DATA EXTRACT:
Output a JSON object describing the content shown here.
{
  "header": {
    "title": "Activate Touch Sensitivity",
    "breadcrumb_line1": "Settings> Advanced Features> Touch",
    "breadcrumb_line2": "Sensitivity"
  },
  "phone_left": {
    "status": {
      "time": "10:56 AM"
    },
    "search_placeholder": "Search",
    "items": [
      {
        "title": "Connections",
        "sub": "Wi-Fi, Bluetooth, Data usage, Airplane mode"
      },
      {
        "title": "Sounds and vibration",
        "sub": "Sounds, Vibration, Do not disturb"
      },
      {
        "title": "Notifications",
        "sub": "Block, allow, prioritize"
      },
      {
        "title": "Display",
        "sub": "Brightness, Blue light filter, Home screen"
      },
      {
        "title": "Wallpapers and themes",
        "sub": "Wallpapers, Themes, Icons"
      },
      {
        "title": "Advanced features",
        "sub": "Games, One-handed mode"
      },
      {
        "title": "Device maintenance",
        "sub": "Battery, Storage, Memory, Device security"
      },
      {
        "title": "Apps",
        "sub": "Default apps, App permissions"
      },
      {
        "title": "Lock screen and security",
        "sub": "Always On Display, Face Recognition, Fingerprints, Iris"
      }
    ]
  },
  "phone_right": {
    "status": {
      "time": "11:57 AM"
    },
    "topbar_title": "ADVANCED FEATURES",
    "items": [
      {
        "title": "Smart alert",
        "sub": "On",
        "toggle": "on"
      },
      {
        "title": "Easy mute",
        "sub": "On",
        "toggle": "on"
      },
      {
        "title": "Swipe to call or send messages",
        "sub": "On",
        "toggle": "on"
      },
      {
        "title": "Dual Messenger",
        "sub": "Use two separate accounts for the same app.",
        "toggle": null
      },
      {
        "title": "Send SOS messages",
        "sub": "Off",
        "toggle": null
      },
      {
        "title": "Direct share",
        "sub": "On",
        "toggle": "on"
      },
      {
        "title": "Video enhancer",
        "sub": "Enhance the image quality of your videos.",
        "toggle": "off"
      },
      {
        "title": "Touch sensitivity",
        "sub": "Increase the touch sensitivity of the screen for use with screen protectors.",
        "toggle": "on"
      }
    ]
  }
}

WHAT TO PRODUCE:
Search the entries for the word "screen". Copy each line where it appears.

RESULT OF THE EXERCISE:
        "sub": "Brightness, Blue light filter, Home screen"
        "title": "Lock screen and security",
        "sub": "Increase the touch sensitivity of the screen for use with screen protectors.",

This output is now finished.